“Companies using these incentives often think they’re doing the right thing by rewarding people for safe behavior,” said Dawn Haag-Hatterer, CEO of Consulting Authority, a Frederick, Md.-based company that provides HR advisory services. “The problem is that many employees, especially in this tough economy, look at the programs as being able to get some extra money in the form of bonuses at the end of a quarter by being safe. And in many of their minds, they are ‘safe’ if they don’t report injuries they’ve sustained on the job.”
Incenting such behaviors can create bigger problems for companies, Haag-Hatterer said. “Maybe a health care worker gets stuck with a needle that unbeknownst to them turns out to be contaminated and three to six months later ends up with a serious health issue, but the incident was never reported,” she said. “Now the company is faced not only with a workers’ comp issue but a general liability issue” from that injury.

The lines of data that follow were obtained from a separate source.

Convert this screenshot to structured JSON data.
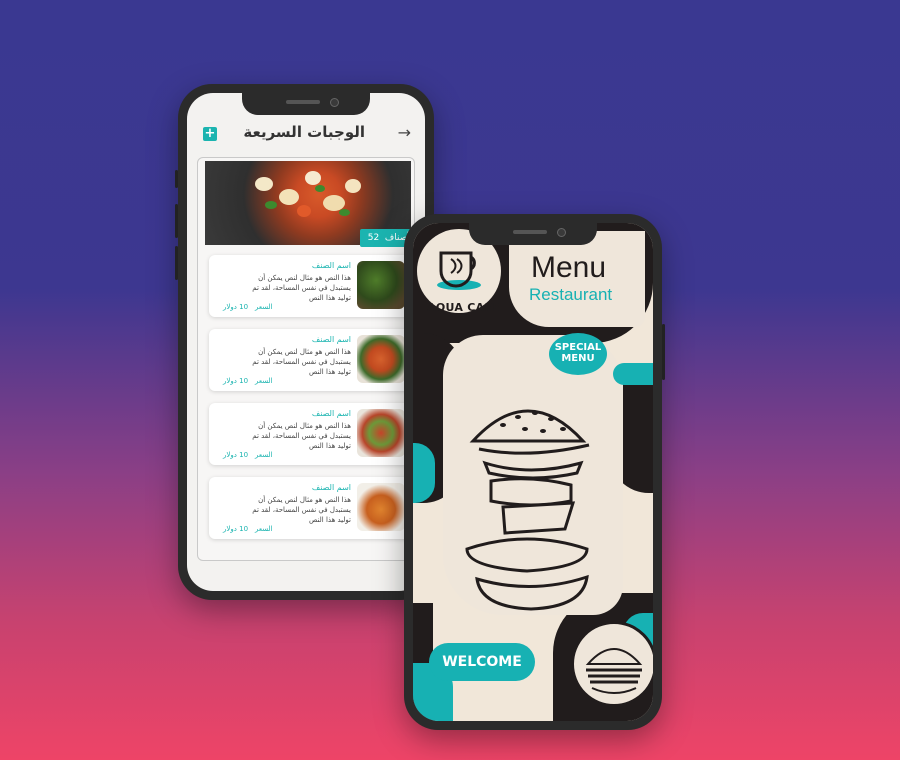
{
  "phone1": {
    "header": {
      "add_icon": "plus-icon",
      "title": "الوجبات السريعة",
      "back_icon": "arrow-right-icon"
    },
    "hero": {
      "count_value": "52",
      "count_label": "الأصناف"
    },
    "items": [
      {
        "name": "اسم الصنف",
        "desc": "هذا النص هو مثال لنص يمكن أن يستبدل في نفس المساحة، لقد تم توليد هذا النص",
        "price_label": "السعر",
        "price": "10 دولار"
      },
      {
        "name": "اسم الصنف",
        "desc": "هذا النص هو مثال لنص يمكن أن يستبدل في نفس المساحة، لقد تم توليد هذا النص",
        "price_label": "السعر",
        "price": "10 دولار"
      },
      {
        "name": "اسم الصنف",
        "desc": "هذا النص هو مثال لنص يمكن أن يستبدل في نفس المساحة، لقد تم توليد هذا النص",
        "price_label": "السعر",
        "price": "10 دولار"
      },
      {
        "name": "اسم الصنف",
        "desc": "هذا النص هو مثال لنص يمكن أن يستبدل في نفس المساحة، لقد تم توليد هذا النص",
        "price_label": "السعر",
        "price": "10 دولار"
      }
    ]
  },
  "phone2": {
    "logo_text": "AQUA CAFE",
    "menu_title": "Menu",
    "menu_subtitle": "Restaurant",
    "special_line1": "SPECIAL",
    "special_line2": "MENU",
    "welcome": "WELCOME"
  },
  "colors": {
    "accent": "#1bb4b0",
    "dark": "#211c1c",
    "cream": "#f1e7d9",
    "bg_top": "#3a3891",
    "bg_bottom": "#ee4467"
  }
}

Orozco said that how a safety incentive program is designed and communicated can affect underreporting. “If you’re giving significant prizes or dollars for reactive items, like not getting injured or ill, employees may not want to report because they want the reward,” she said. Such incentives create ample peer pressure, because employees might not want to let co-workers down by reporting injuries that could affect team-based safety bonuses.
Haag-Hatterer said that part of the underreporting issue can be attributed to employers who are playing the inspection odds. “There are millions of businesses but not millions of OSHA inspectors, and some companies simply bet that OSHA will never come to inspect them,” she said. Only the threat of large financial penalties for nonreporting will get their attention, she added.
Training and Culture
Beyond the effect of incentive programs, some HR leaders say that underreporting can be reduced through improved staff training and better use of OSHA educational resources that offer guidance on injury and illness reporting.
“Individuals who understand and can navigate the OSHA website can essentially find whatever guidance they need” to help clarify recordkeeping requirements, Orozco said.
Others say the best antidote for underreporting is a workplace culture where line leaders from senior executives to front-line supervisors walk the talk of encouraging employees to stay safe and report any work-related injuries.
Once employees see managers at those levels taking injury reporting seriously, it becomes more important to them as well,” Petko said. “Then safety incentive programs have more merit, because employees aren’t reading any veiled messages into them.”
Dave Zielinski is a freelance business journalist in Minneapolis. Click here to read more.